The introduction of long term support (LTS) for versions of Node.js was a critical event that enabled the wide-spread adoption of the runtime, with up to 70% of developers seeing it as an important feature.
A large part of the value of the Node.js LTS policy is the clarity it gives to users on release schedules and the longevity with which a given version will be supported for critical fixes. Node.js applications, however, consist of significantly more that just the Node.js runtime. Even the most basic Express.js application contains 181 Node.js modules.

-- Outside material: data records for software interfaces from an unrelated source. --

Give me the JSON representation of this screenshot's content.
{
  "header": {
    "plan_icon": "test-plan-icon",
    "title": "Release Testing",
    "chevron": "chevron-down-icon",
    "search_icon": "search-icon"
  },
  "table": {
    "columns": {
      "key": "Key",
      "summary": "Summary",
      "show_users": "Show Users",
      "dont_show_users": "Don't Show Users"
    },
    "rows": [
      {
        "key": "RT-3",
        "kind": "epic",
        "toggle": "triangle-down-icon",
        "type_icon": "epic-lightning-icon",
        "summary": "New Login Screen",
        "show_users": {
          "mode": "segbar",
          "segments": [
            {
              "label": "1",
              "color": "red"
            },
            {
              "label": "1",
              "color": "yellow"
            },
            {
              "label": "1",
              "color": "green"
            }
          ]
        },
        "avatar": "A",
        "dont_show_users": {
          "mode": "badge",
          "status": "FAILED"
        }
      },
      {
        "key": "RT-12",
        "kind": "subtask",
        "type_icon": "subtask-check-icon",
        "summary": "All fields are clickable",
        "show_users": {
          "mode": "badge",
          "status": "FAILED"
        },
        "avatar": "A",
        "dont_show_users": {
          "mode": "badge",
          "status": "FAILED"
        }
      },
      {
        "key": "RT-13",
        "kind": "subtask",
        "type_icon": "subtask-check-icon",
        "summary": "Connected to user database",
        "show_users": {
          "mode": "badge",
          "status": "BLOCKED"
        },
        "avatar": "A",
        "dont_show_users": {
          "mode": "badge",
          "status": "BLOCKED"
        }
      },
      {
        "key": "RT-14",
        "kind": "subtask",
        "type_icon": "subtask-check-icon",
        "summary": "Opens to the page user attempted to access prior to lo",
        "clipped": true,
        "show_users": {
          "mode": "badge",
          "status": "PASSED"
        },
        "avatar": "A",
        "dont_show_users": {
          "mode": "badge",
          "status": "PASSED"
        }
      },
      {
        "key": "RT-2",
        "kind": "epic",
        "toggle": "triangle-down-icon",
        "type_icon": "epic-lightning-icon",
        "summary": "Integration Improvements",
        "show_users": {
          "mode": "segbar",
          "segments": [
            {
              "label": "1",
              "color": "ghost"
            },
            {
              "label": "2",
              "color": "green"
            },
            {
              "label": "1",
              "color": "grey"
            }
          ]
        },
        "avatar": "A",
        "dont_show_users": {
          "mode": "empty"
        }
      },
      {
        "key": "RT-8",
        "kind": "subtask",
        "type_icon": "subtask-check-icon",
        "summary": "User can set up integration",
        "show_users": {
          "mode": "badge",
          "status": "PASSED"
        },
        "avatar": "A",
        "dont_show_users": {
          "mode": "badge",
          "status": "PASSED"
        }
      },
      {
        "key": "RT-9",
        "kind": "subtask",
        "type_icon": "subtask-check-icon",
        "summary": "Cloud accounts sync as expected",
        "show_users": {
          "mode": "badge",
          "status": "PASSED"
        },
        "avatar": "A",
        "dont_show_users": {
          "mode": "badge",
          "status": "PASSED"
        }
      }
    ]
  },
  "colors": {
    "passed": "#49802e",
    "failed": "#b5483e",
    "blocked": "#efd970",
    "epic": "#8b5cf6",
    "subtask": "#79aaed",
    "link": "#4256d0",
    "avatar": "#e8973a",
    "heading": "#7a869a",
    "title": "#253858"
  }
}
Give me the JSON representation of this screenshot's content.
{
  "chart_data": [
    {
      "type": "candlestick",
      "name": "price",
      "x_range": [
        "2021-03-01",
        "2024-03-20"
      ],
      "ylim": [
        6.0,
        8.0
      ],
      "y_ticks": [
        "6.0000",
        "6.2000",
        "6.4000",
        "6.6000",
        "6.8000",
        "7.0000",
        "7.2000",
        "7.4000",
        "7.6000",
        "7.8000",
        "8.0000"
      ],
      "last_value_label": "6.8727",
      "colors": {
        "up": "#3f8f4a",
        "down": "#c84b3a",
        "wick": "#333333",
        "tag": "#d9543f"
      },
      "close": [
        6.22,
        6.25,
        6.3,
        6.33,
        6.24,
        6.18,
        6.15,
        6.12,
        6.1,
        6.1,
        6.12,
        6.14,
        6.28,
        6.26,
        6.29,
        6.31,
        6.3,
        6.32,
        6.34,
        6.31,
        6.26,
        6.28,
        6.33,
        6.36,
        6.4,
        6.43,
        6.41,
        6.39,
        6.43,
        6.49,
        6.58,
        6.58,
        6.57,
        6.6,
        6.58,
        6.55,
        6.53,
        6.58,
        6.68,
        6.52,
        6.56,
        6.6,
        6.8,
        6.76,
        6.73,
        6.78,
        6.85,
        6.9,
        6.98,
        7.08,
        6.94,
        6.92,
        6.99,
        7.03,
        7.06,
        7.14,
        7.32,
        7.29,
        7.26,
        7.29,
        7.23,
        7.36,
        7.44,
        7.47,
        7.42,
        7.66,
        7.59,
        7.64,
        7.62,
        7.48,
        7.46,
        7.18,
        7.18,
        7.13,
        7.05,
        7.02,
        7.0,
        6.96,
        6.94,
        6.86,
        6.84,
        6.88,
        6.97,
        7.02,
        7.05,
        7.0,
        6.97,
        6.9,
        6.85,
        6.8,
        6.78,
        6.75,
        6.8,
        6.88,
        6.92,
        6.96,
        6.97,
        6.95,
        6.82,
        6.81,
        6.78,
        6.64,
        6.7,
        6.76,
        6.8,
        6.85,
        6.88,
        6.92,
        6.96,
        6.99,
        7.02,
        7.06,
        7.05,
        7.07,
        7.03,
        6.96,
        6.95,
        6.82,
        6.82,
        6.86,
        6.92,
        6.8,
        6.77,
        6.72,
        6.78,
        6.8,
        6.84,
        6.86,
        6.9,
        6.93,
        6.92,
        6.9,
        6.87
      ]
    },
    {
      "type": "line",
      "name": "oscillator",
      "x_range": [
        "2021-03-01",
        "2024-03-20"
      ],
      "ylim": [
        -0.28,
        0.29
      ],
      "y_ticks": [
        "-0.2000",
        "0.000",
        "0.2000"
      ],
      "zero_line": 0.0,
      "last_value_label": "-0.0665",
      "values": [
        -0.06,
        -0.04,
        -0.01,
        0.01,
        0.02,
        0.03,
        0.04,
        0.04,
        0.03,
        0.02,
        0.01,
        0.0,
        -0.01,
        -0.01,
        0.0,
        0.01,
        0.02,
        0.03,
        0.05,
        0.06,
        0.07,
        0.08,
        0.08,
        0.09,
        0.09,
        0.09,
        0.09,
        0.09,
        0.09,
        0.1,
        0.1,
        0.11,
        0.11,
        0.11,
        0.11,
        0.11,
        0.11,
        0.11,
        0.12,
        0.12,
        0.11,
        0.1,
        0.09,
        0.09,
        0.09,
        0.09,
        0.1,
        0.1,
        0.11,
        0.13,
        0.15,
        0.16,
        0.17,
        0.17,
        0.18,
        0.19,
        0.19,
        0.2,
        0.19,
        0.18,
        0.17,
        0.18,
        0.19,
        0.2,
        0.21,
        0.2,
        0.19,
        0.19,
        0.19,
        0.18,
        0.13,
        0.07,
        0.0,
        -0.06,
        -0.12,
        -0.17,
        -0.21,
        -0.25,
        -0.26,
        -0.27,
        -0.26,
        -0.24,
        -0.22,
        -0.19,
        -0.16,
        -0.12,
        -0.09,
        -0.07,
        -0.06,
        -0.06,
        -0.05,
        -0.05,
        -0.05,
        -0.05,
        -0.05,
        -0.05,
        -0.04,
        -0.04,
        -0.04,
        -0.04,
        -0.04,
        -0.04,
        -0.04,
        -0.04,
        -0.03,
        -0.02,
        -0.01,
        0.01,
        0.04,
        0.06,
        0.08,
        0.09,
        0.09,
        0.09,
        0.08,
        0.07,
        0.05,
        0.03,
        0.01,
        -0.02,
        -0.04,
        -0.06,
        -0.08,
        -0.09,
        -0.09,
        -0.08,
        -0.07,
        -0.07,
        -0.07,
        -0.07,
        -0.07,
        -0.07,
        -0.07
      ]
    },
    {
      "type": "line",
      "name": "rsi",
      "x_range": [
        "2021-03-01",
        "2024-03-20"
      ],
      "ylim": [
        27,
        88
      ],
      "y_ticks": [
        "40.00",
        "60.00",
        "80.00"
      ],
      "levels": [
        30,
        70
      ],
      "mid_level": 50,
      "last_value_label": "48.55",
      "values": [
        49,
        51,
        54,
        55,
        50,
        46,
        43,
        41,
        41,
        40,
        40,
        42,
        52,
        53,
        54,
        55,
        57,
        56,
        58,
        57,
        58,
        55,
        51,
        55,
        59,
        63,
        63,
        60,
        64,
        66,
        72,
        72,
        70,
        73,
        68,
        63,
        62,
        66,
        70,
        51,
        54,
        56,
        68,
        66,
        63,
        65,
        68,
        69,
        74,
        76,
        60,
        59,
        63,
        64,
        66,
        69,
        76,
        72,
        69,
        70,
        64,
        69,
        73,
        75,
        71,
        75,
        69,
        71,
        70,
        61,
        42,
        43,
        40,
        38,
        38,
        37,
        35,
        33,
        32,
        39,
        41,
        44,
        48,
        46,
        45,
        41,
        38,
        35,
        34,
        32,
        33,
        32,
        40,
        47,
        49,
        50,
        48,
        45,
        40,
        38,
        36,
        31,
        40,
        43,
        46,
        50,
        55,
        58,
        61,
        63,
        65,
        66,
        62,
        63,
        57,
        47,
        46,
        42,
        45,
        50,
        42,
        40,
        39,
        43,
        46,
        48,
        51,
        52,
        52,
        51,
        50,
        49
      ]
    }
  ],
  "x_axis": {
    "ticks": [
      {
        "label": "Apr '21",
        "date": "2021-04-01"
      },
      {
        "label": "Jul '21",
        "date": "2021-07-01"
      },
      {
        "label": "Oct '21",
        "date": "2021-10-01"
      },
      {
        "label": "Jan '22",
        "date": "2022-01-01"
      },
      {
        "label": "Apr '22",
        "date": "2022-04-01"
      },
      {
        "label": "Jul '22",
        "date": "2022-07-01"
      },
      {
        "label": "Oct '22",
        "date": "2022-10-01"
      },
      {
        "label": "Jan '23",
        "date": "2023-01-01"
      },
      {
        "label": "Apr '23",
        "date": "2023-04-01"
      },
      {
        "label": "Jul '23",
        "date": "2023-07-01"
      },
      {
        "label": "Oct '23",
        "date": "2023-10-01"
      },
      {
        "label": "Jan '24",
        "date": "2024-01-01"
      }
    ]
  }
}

While some Node.js modules declare an LTS policy, there is little consistency in what that means, what releases are in LTS, and for how long. This means that users have to monitor and track the LTS policy of all of their individual dependencies and build complex update and migration plans in order to ensure that they are always in a position to receive critical fixes.